Glass for Europe’s comments to
Sustainable finance – EU classification system for green investments
The European flat glass sector takes it as its role to produce the materials essential for conducting energy-efficient renovations of buildings, for supporting clean mobility with lighter and thermally efficient automotive glazing and for increasing the share of renewable solar energy in Europe.
Considering that these above usages represent over 99% of flat glass production, Glass for Europe considers that its manufacturing activities should be covered under the taxonomy with adequate technical screening criteria. In this respect, Glass for Europe would like to comment on three items of annexes 1 and 2 of the draft delegated act.
1. NACE code C23.12 to be added under sections 3.4
In both Annexes, section 3.4 “Manufacture of energy efficiency equipment for buildings” rightly identifies the manufacturing of high-performance windows and their key components. All NACE codes covering the production of such windows and their key components are listed but one.
NACE code C23.12 “Shaping and processing and flat glass” is missing and should be added to the list. This code is essential since it covers the fabrication of insulating glass units (IGU), i.e. the required ‘double or triple glazing’. The IGU (Prodcom code 220.127.116.11) represents between 70 and 80% of the surface area of a window and is a key component affecting efficiency, as demonstrated by the recent TNO study on CO2 savings from glazing. Both NACE codes C23.11 and C23.12 should be covered: flat glass production and application of high-performance coatings (C23.11) and cutting and fabrication of high-performance IGUs (C23.12).
2. 0.7 W/m2K U value for windows needs to be amended
In the section 3.4 of both annexes, the technical screening criteria on contribution to climate change mitigation / adaptation is defined as “windows with U-value lower or equal to 0,7 W/m2K”.
Glass for Europe wishes to state that it is impossible to define a unique set of energy performance specifications for windows in all buildings across Europe and that the U-value of a window is only one of several parameters that affect the energy performance of products.

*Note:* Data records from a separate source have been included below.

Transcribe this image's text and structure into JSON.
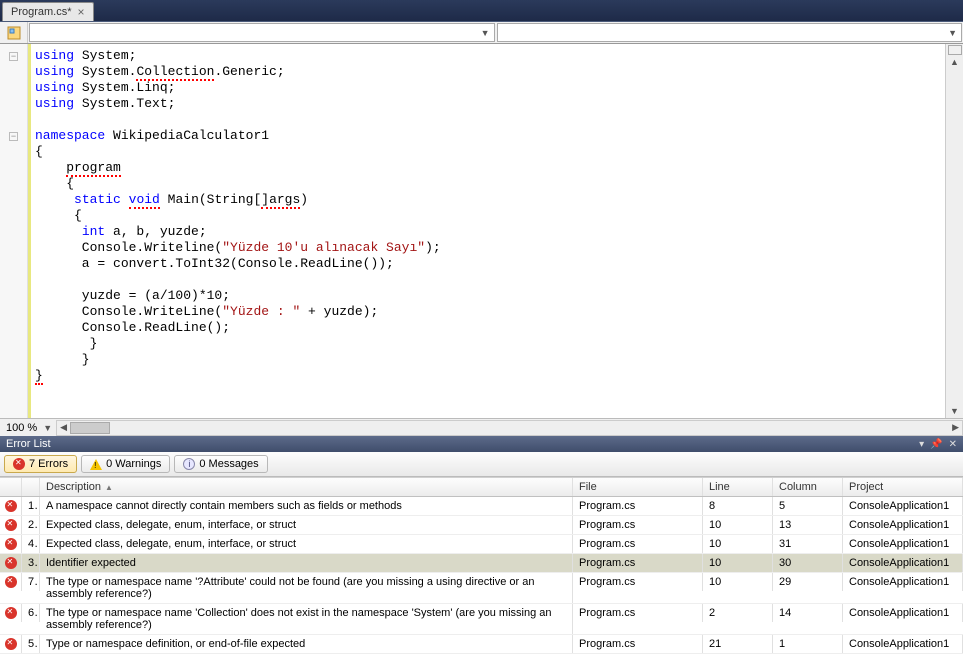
{
  "tab": {
    "filename": "Program.cs*",
    "close": "×"
  },
  "editor": {
    "zoom": "100 %"
  },
  "errorPanel": {
    "title": "Error List",
    "buttons": {
      "errors": "7 Errors",
      "warnings": "0 Warnings",
      "messages": "0 Messages"
    },
    "columns": {
      "description": "Description",
      "file": "File",
      "line": "Line",
      "column": "Column",
      "project": "Project"
    }
  },
  "code": {
    "lines": [
      {
        "type": "using",
        "ns": "System"
      },
      {
        "type": "using",
        "nsErr": "System.Collection.Generic"
      },
      {
        "type": "using",
        "ns": "System.Linq"
      },
      {
        "type": "using",
        "ns": "System.Text"
      },
      {
        "type": "blank"
      },
      {
        "type": "namespace",
        "name": "WikipediaCalculator1"
      },
      {
        "type": "brace-open"
      },
      {
        "type": "program"
      },
      {
        "type": "brace-open2"
      },
      {
        "type": "main"
      },
      {
        "type": "brace-open3"
      },
      {
        "type": "intdecl"
      },
      {
        "type": "writeline1",
        "str": "\"Yüzde 10'u alınacak Sayı\""
      },
      {
        "type": "readline-assign"
      },
      {
        "type": "blank"
      },
      {
        "type": "calc"
      },
      {
        "type": "writeline2",
        "str": "\"Yüzde : \""
      },
      {
        "type": "readline"
      },
      {
        "type": "brace-close3"
      },
      {
        "type": "brace-close2"
      },
      {
        "type": "brace-close"
      }
    ]
  },
  "errors": [
    {
      "num": "1",
      "desc": "A namespace cannot directly contain members such as fields or methods",
      "file": "Program.cs",
      "line": "8",
      "col": "5",
      "proj": "ConsoleApplication1",
      "sel": false
    },
    {
      "num": "2",
      "desc": "Expected class, delegate, enum, interface, or struct",
      "file": "Program.cs",
      "line": "10",
      "col": "13",
      "proj": "ConsoleApplication1",
      "sel": false
    },
    {
      "num": "4",
      "desc": "Expected class, delegate, enum, interface, or struct",
      "file": "Program.cs",
      "line": "10",
      "col": "31",
      "proj": "ConsoleApplication1",
      "sel": false
    },
    {
      "num": "3",
      "desc": "Identifier expected",
      "file": "Program.cs",
      "line": "10",
      "col": "30",
      "proj": "ConsoleApplication1",
      "sel": true
    },
    {
      "num": "7",
      "desc": "The type or namespace name '?Attribute' could not be found (are you missing a using directive or an assembly reference?)",
      "file": "Program.cs",
      "line": "10",
      "col": "29",
      "proj": "ConsoleApplication1",
      "sel": false
    },
    {
      "num": "6",
      "desc": "The type or namespace name 'Collection' does not exist in the namespace 'System' (are you missing an assembly reference?)",
      "file": "Program.cs",
      "line": "2",
      "col": "14",
      "proj": "ConsoleApplication1",
      "sel": false
    },
    {
      "num": "5",
      "desc": "Type or namespace definition, or end-of-file expected",
      "file": "Program.cs",
      "line": "21",
      "col": "1",
      "proj": "ConsoleApplication1",
      "sel": false
    }
  ]
}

However, Glass for Europe recognises that a simple indicator needs to be used for the purpose of the Taxonomy.
Glass for Europe wishes to stress that while windows of a U-value lower or equal to 0,7 can be technically delivered, these are adapted to Europe’s most northern and coldest climates only. They are unnecessary to reach nearly zero energy standards across most of Europe therefore they are likely to remain expensive niche products. Setting such a U value for window manufacturing in the Taxonomy could run counter-productive to the EU Renovation Wave’s ambition to increase energy efficient renovations of buildings and could hinder affordability of window replacement.
Based on the above and after discussion with window manufacturers, Glass for Europe suggests that the technical criteria is rephrased accordingly: ‘U-value lower or equal to 1,0 W/m2K’.
Such a performance level is more challenging that minimum performance requirements set by most Member States according to the EPBD and requires the use of highly-thermally insulating glazing units that massively contribute to decarbonising EU buildings. Such an ambitious performance level would already send a strong signal to investors and support the industry’s efforts in developing ever-better performing products adapted to all European climates.
3. Manufacture of low carbon technologies for transport
Glass for Europe regrets that both flat glass NACE codes, i.e. C23.11 and C23.12, are not listed under the heading 3.3 ‘manufacture of low carbon technologies for transport’ considering that the glazing specification can have a sizable impact on the efficiency and CO2 emissions from transport vehicles. Glass for Europe would like to engage in defining technical screening criteria for these essential components of low carbon transport in a future work on taxonomy.
 Potential impact of high-performance glazing on energy and CO2 savings in Europe, TNO, 2019.
 Minimum performance requirements for window replacement in the residential sector, ECOFYS, 2017.